• President Barack Obama speaks at the Global Leadership in the Arctic: Cooperation, Innovation, Engagement and Resilience (GLACIER) Conference at Dena’ina Civic and Convention Center in Anchorage, Alaska, Monday, Aug. 31, 2015. Obama opened a historic three-day trip to Alaska aimed at showing solidarity with a state often overlooked by Washington, while using its changing landscape as an urgent call to action on climate change. (AP Photo/Andrew Harnik)

    Alaska-bound, Obama renames America’s tallest peak

    ANCHORAGE, Alaska (AP) — Submerged countries, abandoned cities and floods of refugees await the world barring urgent action on climate change, President Barack Obama warned Monday, painting a doomsday scenario as he opened a historic visit to Alaska.

    Updated: 12:22 am

  • Monday, August 31, 2015

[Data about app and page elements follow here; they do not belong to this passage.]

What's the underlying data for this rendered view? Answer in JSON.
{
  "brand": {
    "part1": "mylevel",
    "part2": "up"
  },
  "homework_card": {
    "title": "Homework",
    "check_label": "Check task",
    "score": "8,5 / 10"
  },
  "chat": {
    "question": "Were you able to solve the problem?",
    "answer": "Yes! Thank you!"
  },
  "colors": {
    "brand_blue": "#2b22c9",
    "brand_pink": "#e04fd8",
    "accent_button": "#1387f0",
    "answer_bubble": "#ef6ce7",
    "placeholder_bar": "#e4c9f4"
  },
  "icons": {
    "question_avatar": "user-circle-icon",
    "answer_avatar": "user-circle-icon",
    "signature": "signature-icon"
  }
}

    Thai prime minister says main suspect in deadly Bangkok bombing has been arrested near border

    Updated: 4:00 am

  • In this March 29, 2006 photo, a skier poses for a photograph on Portage Lake in front of Portage Glacier, about 50 miles south of Anchorage, Alaska. The Portage Glacier, which is a major Alaska tourist destination near Anchorage has retreated so far it no longer can be seen from a multimillion-dollar visitors center built in 1986.  President Obama leaves Monday, Aug. 31, 2015 for a three-day visit to the 49th state in which he will speak at a State Department climate change conference and become the first president to visit the Alaska Arctic. There and even in the sub-Arctic part of the state, he will see the damage caused by warming, damage that has been evident to scientists for years. (Evan R. Steinhauser/Anchorage Dispatch News via AP, File)

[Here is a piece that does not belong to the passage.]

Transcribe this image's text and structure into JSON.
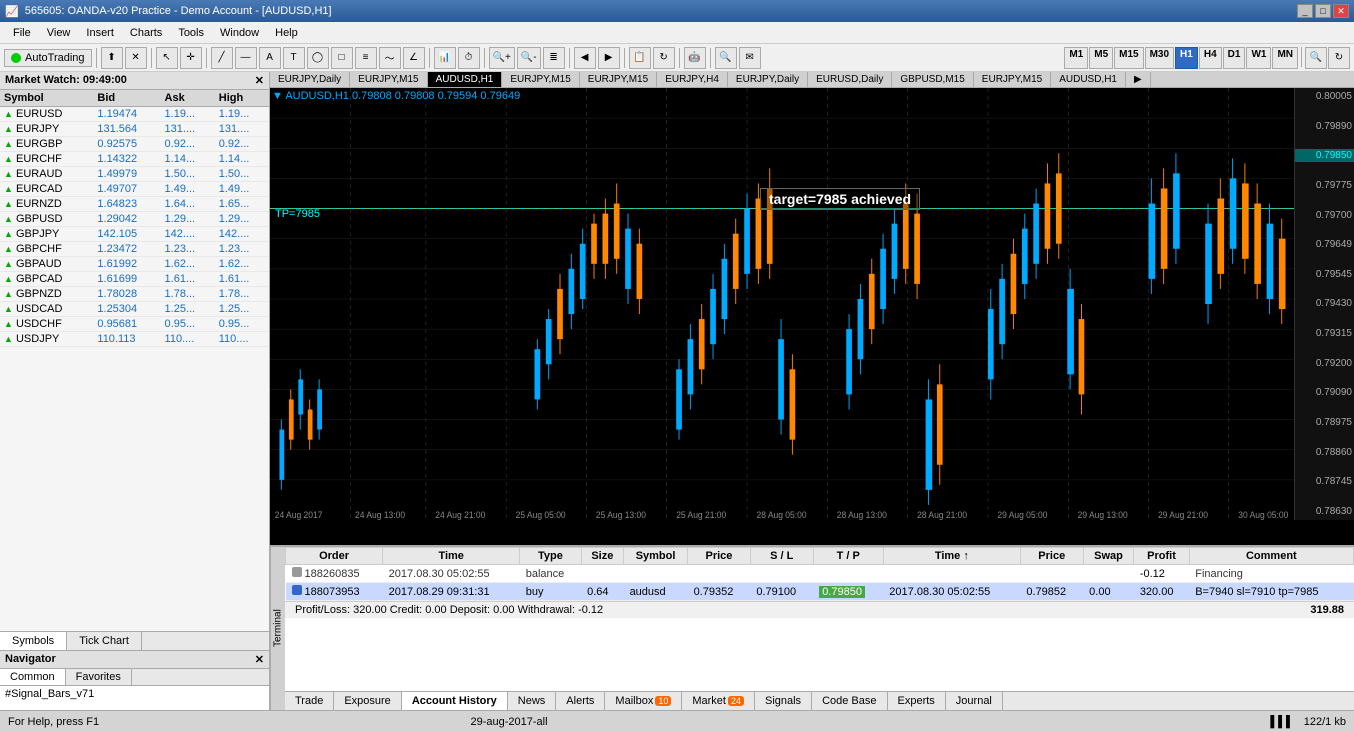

    Global warming carving changes into Alaska in fire and ice

    ANCHORAGE, Alaska (AP) — Global warming is carving measurable changes into Alaska, and President Barack Obama is about to see it.